→ Work item:
Only the pictures should be dropped; every line of the data must come back exactly as written.

→ Component data from apps and pages:

- Opening Delimiter -

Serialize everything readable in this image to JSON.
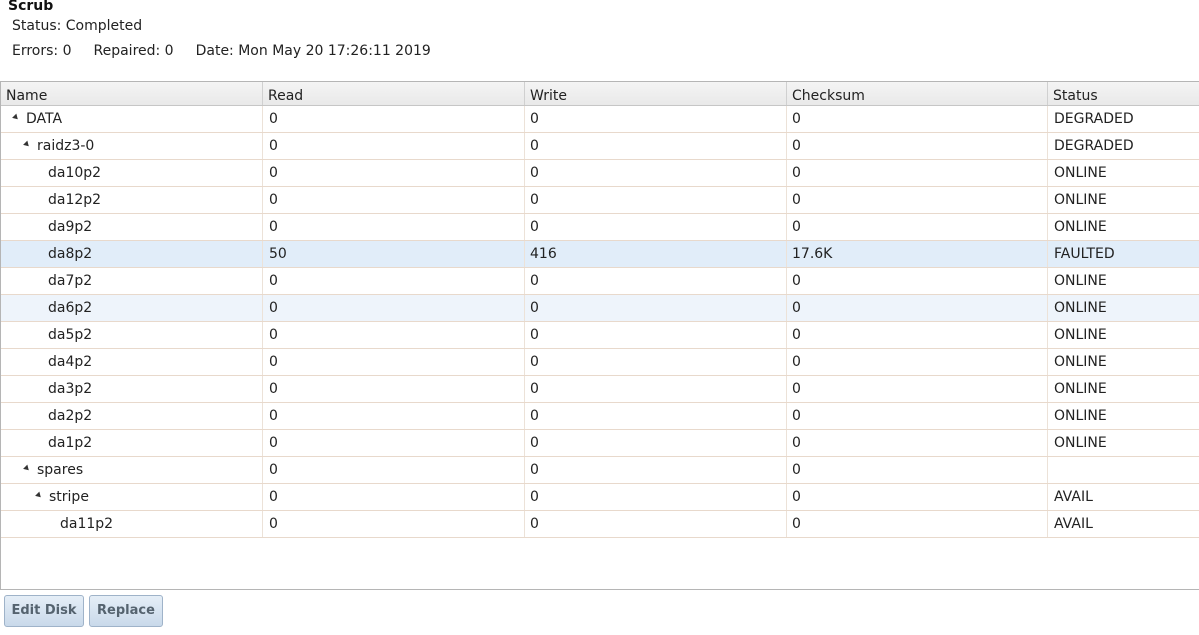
{
  "scrub": {
    "title": "Scrub",
    "status": "Status: Completed",
    "errors": "Errors: 0",
    "repaired": "Repaired: 0",
    "date": "Date: Mon May 20 17:26:11 2019"
  },
  "grid": {
    "columns": [
      "Name",
      "Read",
      "Write",
      "Checksum",
      "Status"
    ],
    "rows": [
      {
        "name": "DATA",
        "read": "0",
        "write": "0",
        "checksum": "0",
        "status": "DEGRADED"
      },
      {
        "name": "raidz3-0",
        "read": "0",
        "write": "0",
        "checksum": "0",
        "status": "DEGRADED"
      },
      {
        "name": "da10p2",
        "read": "0",
        "write": "0",
        "checksum": "0",
        "status": "ONLINE"
      },
      {
        "name": "da12p2",
        "read": "0",
        "write": "0",
        "checksum": "0",
        "status": "ONLINE"
      },
      {
        "name": "da9p2",
        "read": "0",
        "write": "0",
        "checksum": "0",
        "status": "ONLINE"
      },
      {
        "name": "da8p2",
        "read": "50",
        "write": "416",
        "checksum": "17.6K",
        "status": "FAULTED"
      },
      {
        "name": "da7p2",
        "read": "0",
        "write": "0",
        "checksum": "0",
        "status": "ONLINE"
      },
      {
        "name": "da6p2",
        "read": "0",
        "write": "0",
        "checksum": "0",
        "status": "ONLINE"
      },
      {
        "name": "da5p2",
        "read": "0",
        "write": "0",
        "checksum": "0",
        "status": "ONLINE"
      },
      {
        "name": "da4p2",
        "read": "0",
        "write": "0",
        "checksum": "0",
        "status": "ONLINE"
      },
      {
        "name": "da3p2",
        "read": "0",
        "write": "0",
        "checksum": "0",
        "status": "ONLINE"
      },
      {
        "name": "da2p2",
        "read": "0",
        "write": "0",
        "checksum": "0",
        "status": "ONLINE"
      },
      {
        "name": "da1p2",
        "read": "0",
        "write": "0",
        "checksum": "0",
        "status": "ONLINE"
      },
      {
        "name": "spares",
        "read": "0",
        "write": "0",
        "checksum": "0",
        "status": ""
      },
      {
        "name": "stripe",
        "read": "0",
        "write": "0",
        "checksum": "0",
        "status": "AVAIL"
      },
      {
        "name": "da11p2",
        "read": "0",
        "write": "0",
        "checksum": "0",
        "status": "AVAIL"
      }
    ]
  },
  "buttons": {
    "edit_disk": "Edit Disk",
    "replace": "Replace"
  },
  "icons": {
    "expander": "expanded-triangle-icon"
  }
}
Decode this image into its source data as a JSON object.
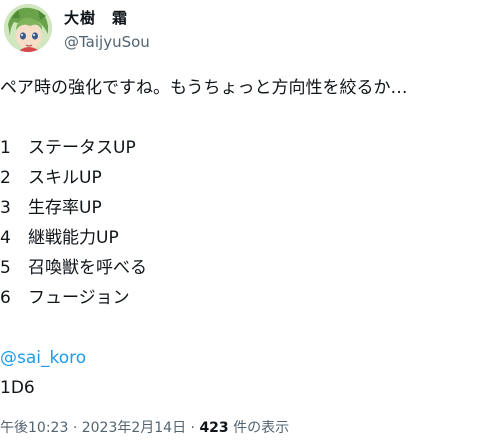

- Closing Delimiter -

→ Written answer:
Serialize everything readable in this image to JSON.
{
  "scrub": {
    "title": "Scrub",
    "status": "Status: Completed",
    "errors": "Errors: 0",
    "repaired": "Repaired: 0",
    "date": "Date: Mon May 20 17:26:11 2019"
  },
  "grid": {
    "columns": [
      "Name",
      "Read",
      "Write",
      "Checksum",
      "Status"
    ],
    "rows": [
      {
        "name": "DATA",
        "read": "0",
        "write": "0",
        "checksum": "0",
        "status": "DEGRADED"
      },
      {
        "name": "raidz3-0",
        "read": "0",
        "write": "0",
        "checksum": "0",
        "status": "DEGRADED"
      },
      {
        "name": "da10p2",
        "read": "0",
        "write": "0",
        "checksum": "0",
        "status": "ONLINE"
      },
      {
        "name": "da12p2",
        "read": "0",
        "write": "0",
        "checksum": "0",
        "status": "ONLINE"
      },
      {
        "name": "da9p2",
        "read": "0",
        "write": "0",
        "checksum": "0",
        "status": "ONLINE"
      },
      {
        "name": "da8p2",
        "read": "50",
        "write": "416",
        "checksum": "17.6K",
        "status": "FAULTED"
      },
      {
        "name": "da7p2",
        "read": "0",
        "write": "0",
        "checksum": "0",
        "status": "ONLINE"
      },
      {
        "name": "da6p2",
        "read": "0",
        "write": "0",
        "checksum": "0",
        "status": "ONLINE"
      },
      {
        "name": "da5p2",
        "read": "0",
        "write": "0",
        "checksum": "0",
        "status": "ONLINE"
      },
      {
        "name": "da4p2",
        "read": "0",
        "write": "0",
        "checksum": "0",
        "status": "ONLINE"
      },
      {
        "name": "da3p2",
        "read": "0",
        "write": "0",
        "checksum": "0",
        "status": "ONLINE"
      },
      {
        "name": "da2p2",
        "read": "0",
        "write": "0",
        "checksum": "0",
        "status": "ONLINE"
      },
      {
        "name": "da1p2",
        "read": "0",
        "write": "0",
        "checksum": "0",
        "status": "ONLINE"
      },
      {
        "name": "spares",
        "read": "0",
        "write": "0",
        "checksum": "0",
        "status": ""
      },
      {
        "name": "stripe",
        "read": "0",
        "write": "0",
        "checksum": "0",
        "status": "AVAIL"
      },
      {
        "name": "da11p2",
        "read": "0",
        "write": "0",
        "checksum": "0",
        "status": "AVAIL"
      }
    ]
  },
  "buttons": {
    "edit_disk": "Edit Disk",
    "replace": "Replace"
  },
  "icons": {
    "expander": "expanded-triangle-icon"
  }
}
Decode this image into its source data as a JSON object.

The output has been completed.